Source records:
# # # #
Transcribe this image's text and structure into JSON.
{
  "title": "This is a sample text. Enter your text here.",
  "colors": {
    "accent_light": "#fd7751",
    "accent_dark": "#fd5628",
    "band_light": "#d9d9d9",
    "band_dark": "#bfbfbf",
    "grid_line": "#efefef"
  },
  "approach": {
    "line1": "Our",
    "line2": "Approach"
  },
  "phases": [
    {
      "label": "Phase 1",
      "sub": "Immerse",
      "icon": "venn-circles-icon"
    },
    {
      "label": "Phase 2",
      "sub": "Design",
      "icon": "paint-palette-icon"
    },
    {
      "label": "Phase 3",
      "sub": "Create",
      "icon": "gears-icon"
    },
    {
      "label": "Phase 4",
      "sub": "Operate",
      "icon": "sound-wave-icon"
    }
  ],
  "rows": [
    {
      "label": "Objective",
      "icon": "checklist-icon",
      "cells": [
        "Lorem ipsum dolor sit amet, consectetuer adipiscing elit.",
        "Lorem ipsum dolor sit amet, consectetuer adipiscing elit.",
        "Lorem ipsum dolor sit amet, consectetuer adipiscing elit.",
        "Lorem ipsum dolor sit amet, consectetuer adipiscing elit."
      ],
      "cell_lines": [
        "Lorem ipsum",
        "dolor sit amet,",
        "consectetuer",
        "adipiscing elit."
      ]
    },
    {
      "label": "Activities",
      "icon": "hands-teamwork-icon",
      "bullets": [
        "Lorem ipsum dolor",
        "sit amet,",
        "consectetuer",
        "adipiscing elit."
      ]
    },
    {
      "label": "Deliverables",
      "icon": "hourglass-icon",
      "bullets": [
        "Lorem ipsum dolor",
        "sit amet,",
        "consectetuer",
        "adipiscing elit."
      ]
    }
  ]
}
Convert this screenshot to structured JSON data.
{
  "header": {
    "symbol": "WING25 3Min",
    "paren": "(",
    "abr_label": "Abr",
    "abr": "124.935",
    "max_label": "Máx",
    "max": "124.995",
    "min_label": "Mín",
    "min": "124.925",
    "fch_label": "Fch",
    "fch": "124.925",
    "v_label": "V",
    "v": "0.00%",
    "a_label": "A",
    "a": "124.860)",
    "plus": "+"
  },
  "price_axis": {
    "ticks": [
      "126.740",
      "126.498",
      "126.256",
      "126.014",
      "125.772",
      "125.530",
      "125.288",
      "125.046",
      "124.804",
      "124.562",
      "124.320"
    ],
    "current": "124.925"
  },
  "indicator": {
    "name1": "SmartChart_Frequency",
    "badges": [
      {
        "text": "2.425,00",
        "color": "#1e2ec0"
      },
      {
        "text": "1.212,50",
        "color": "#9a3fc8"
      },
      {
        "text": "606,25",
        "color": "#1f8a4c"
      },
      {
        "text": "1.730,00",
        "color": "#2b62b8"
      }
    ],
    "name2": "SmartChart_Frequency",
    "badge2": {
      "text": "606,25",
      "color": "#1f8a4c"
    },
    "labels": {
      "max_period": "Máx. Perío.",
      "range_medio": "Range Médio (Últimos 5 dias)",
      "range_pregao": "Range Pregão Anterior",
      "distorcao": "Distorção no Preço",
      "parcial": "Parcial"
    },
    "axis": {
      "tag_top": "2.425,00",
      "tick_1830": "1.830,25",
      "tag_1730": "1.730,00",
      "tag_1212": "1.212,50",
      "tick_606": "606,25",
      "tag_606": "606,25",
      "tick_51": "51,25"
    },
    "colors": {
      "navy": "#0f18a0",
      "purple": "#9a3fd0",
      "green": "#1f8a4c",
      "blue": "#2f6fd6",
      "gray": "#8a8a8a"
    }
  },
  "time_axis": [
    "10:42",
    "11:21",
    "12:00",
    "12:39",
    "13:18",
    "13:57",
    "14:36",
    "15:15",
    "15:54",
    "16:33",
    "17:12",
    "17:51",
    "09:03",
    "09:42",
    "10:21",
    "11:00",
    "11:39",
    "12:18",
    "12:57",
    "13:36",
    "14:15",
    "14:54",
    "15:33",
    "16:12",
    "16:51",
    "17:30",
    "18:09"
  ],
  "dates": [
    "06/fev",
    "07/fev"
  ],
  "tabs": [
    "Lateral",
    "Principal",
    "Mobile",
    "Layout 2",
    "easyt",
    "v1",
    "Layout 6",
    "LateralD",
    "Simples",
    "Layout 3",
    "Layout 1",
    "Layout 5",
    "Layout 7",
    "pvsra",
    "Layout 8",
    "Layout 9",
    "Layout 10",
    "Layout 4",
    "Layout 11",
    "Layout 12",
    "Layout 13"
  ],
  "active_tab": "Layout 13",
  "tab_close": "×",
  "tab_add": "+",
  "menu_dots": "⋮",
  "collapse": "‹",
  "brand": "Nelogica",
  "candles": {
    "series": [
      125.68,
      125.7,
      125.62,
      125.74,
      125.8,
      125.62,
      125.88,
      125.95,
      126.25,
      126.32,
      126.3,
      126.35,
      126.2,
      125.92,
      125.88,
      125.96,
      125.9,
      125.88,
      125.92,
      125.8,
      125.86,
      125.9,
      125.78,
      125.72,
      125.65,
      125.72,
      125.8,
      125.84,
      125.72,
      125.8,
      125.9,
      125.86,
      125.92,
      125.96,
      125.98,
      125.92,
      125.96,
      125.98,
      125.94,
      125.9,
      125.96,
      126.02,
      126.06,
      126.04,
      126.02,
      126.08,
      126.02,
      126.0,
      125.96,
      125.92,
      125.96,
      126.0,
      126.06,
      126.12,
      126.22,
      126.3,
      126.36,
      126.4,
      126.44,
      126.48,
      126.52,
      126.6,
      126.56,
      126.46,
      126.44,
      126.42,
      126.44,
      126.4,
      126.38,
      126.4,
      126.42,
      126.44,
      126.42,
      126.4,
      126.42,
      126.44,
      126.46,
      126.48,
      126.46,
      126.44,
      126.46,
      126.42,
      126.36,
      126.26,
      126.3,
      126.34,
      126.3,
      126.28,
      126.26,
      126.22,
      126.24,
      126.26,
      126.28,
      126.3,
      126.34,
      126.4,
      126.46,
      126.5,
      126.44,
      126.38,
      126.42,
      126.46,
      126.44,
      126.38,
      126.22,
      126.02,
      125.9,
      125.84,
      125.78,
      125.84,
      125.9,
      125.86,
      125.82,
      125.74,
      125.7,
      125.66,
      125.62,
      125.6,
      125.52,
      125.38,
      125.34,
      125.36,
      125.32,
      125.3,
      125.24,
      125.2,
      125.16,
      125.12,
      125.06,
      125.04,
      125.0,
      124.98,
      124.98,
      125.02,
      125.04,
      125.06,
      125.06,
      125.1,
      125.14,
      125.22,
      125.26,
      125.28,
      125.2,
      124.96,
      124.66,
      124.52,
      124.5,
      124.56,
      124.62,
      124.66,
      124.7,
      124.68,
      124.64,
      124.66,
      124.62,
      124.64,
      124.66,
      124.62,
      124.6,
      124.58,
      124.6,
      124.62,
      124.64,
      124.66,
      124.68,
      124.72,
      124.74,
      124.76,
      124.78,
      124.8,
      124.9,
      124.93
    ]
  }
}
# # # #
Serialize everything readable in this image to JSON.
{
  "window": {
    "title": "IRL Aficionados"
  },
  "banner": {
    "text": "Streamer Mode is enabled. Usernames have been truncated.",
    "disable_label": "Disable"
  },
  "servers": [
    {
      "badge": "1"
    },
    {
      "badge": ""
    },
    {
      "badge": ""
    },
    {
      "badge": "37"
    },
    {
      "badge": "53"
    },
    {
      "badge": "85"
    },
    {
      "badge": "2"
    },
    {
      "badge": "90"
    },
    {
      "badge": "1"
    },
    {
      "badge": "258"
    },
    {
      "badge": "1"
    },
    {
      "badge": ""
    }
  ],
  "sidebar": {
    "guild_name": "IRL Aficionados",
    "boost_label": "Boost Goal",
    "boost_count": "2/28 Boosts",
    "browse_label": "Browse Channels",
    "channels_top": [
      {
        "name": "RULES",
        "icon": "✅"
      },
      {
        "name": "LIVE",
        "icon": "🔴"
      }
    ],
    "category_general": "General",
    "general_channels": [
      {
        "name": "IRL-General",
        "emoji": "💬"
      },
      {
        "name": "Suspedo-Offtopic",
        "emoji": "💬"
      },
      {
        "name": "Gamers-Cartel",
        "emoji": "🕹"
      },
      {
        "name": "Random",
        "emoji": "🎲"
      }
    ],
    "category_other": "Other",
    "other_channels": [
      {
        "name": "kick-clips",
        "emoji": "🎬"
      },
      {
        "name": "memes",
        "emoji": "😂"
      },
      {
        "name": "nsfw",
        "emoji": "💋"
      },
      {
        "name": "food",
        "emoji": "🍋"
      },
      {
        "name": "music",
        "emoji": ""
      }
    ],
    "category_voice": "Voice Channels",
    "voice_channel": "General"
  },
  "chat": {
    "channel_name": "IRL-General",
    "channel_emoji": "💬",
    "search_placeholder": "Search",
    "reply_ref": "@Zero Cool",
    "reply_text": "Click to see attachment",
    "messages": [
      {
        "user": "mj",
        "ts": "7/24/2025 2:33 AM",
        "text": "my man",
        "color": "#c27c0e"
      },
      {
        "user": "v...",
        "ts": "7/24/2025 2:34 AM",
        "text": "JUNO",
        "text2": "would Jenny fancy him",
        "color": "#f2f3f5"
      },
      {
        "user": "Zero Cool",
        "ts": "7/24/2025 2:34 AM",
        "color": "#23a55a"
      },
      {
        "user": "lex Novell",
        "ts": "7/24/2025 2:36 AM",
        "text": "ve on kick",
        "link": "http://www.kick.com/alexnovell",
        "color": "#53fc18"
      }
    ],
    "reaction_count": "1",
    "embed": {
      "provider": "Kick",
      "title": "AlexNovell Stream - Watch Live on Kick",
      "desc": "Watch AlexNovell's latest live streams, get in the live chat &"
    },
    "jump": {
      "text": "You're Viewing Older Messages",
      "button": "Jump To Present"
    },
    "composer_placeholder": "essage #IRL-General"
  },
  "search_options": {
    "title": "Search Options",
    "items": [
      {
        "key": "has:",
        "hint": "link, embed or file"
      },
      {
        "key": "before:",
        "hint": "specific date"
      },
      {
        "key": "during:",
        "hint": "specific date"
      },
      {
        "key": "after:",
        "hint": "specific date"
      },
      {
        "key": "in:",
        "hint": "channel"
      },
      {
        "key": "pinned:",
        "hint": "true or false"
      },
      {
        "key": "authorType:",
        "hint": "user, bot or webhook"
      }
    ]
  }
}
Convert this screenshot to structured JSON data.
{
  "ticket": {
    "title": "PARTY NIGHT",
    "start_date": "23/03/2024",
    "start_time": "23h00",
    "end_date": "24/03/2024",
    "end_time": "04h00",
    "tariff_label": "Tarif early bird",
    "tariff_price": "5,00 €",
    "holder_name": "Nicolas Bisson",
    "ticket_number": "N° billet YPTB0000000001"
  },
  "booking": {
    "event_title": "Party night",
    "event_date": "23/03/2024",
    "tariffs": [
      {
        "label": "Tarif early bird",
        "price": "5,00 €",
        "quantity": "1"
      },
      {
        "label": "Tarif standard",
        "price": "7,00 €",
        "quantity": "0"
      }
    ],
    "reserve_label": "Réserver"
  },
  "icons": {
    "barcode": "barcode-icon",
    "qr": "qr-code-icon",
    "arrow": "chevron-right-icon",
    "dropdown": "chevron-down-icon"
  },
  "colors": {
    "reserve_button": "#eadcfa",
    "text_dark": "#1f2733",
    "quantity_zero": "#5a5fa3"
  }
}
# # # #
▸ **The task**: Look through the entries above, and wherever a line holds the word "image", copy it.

▸ **Task answer**:
Transcribe this image's text and structure into JSON.
Serialize everything readable in this image to JSON.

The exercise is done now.